August 3rd, 2011, 10:17 PM
After many years of missing my old Evans Butcher Block Pull String (traded to Timmy Teague in Nashville in early 90s), I picked up a 2004 Fender American Nashville B bender. Im starting to find my way around it pretty good. What I noticed is the stroke of the pull does not recover fast enough to play some of the faster licks. Its great for those slow Pedal Steel licks, but as I try to do some faster licks, it seems to take too long to pull it into tune, release and do it again.
I assume that there is difference in the throw or stroke of different models...yes?
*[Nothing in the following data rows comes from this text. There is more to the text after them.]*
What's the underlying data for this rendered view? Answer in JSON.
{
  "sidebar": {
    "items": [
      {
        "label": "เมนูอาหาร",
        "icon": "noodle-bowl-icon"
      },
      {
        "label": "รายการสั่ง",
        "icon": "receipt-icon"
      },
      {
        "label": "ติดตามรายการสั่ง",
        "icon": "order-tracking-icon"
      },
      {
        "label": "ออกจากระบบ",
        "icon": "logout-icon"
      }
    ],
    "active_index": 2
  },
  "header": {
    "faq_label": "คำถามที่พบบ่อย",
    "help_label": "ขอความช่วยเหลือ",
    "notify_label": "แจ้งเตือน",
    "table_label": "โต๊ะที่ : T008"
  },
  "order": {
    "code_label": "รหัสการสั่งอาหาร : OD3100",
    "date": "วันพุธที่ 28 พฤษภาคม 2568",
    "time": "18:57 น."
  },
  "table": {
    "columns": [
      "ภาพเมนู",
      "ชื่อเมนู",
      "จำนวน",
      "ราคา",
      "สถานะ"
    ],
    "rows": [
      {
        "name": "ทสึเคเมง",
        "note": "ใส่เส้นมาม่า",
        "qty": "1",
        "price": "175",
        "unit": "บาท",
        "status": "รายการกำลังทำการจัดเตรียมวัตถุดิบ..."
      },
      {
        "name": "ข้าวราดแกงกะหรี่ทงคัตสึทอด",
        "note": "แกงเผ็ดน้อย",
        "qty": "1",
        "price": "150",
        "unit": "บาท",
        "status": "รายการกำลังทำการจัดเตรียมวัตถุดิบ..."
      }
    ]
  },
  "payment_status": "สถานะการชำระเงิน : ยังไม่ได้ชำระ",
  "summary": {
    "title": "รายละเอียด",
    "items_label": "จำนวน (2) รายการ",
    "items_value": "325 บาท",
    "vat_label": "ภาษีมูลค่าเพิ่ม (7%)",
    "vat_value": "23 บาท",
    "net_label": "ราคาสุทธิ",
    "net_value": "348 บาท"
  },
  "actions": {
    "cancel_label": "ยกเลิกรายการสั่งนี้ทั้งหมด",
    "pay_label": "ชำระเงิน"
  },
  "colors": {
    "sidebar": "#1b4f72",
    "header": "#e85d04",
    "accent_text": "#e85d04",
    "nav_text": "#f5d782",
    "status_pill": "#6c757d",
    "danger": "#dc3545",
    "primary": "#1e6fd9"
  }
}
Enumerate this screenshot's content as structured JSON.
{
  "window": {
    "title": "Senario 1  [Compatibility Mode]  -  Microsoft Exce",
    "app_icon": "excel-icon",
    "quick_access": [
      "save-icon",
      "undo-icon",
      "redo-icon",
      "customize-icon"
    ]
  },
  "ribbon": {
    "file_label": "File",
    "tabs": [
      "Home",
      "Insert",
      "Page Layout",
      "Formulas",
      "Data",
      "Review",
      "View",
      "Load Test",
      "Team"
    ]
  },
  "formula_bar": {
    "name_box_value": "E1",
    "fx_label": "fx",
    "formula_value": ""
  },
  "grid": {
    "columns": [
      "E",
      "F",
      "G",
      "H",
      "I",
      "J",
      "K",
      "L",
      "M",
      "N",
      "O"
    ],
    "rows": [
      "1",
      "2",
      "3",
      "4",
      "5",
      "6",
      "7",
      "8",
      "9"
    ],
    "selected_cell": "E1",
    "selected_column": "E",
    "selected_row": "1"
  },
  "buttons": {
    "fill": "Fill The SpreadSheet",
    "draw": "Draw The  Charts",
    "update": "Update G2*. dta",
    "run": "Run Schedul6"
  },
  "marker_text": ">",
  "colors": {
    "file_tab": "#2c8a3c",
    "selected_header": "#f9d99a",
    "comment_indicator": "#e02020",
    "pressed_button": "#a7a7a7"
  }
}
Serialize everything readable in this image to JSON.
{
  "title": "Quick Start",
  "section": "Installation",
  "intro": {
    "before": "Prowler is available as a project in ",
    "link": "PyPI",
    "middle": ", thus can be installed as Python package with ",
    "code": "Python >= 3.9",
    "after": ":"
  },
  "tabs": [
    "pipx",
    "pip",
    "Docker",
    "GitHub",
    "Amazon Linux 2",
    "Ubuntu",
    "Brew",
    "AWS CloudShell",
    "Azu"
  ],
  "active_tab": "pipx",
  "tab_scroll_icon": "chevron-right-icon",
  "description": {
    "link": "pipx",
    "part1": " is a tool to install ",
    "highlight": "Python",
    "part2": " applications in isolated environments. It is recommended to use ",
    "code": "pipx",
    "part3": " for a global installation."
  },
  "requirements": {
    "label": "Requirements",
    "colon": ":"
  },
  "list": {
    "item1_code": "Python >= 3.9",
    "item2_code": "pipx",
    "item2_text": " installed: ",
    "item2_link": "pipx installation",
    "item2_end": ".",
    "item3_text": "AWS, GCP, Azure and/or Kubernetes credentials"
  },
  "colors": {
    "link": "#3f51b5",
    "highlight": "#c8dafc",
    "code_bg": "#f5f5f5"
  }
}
Is there some adjustment to this on the Fender American version I have?
August 3rd, 2011, 10:22 PM
Is there some adjustment to this on the Fender American version I have?
No there's no adjustment for the stroke on a "Fender" bender. Also, if it's a stock unit, it's stroke would be considered short... (not a long stroke).
August 3rd, 2011, 11:20 PM
Thanks. The bender and body are stock. Bender has Fender B Bender: Parson/Green nomanclature. I actually got the body with no neck. I made a special neck for it. It has Glendale bridge and brass saddles. Decent guitar that is actually pretty resonant accoustically even with the inch-thick poly paint.
Just check and it seems the stroke at the strap is about 1" or so. Maybe a bit more. Maybe that is considered a short stroke, but I am used to being able to play country licks from slow to very fast (ala Danny Gaton) and when I replace certain licks with the B Bender, it seems to slow way down...but I hear others play the Bender with very quick response.
Must be doing something wrong.
August 4th, 2011, 12:26 AM
Since you only bought the body, it may have been modified. Throw of a standard P/G bender is about .40 inches when set to bend the B to C#, but I don't know how you are measuring the throw. The only way you could get 1.0 inch out of a P/G is if it had a long throw clevis installed from Gene Parsons. Return speed can be improved by changing the spring to stronger one.
For reference, the standard unit and clevis should look about like this Hipshot unit if it is removed from the guitar and turned over. Hope this helps.
August 4th, 2011, 12:39 PM
Dogbear. Yes that looks right. It has about a .40" throw between the lever and the stop. THat seems to translate to about 1" of strap movement at the strap button. Sorry I did not make that clear. So that is considered short? Maybe I am just expecting more out of it than it is made for.
August 4th, 2011, 10:32 PM
That would be considered short. A stronger spring will give you a faster return time but will not effect the P/G throw. There are other benders out there that come or can be configered to run with a much shorter throw, but the P/G is sort of a take it or leave it type of deal. A compromise in so many ways. Gene Parsons makes a long throw clevis and Brian Friend makes a medium throw, but there is no way to make this one any shorter. The clevis is already staight. I actually prefer my P/G's to have a little longer throw - medium works just fine for me.
August 5th, 2011, 10:09 AM
Joe, if you decide you want something different, Dave Evans is making some fine Pull Strings! You can adjust that throw length any way you want.
August 5th, 2011, 10:33 AM
The stroke on my old parsons greenes were short. I never measured them before selling. Plus, I shortened the spring on both to make the return stronger. This reduced accidental bends and felt much more sturdy. In my opinion the parsons greens need this done right off the bat.
August 6th, 2011, 12:05 PM
Thanks. I will mess around with it.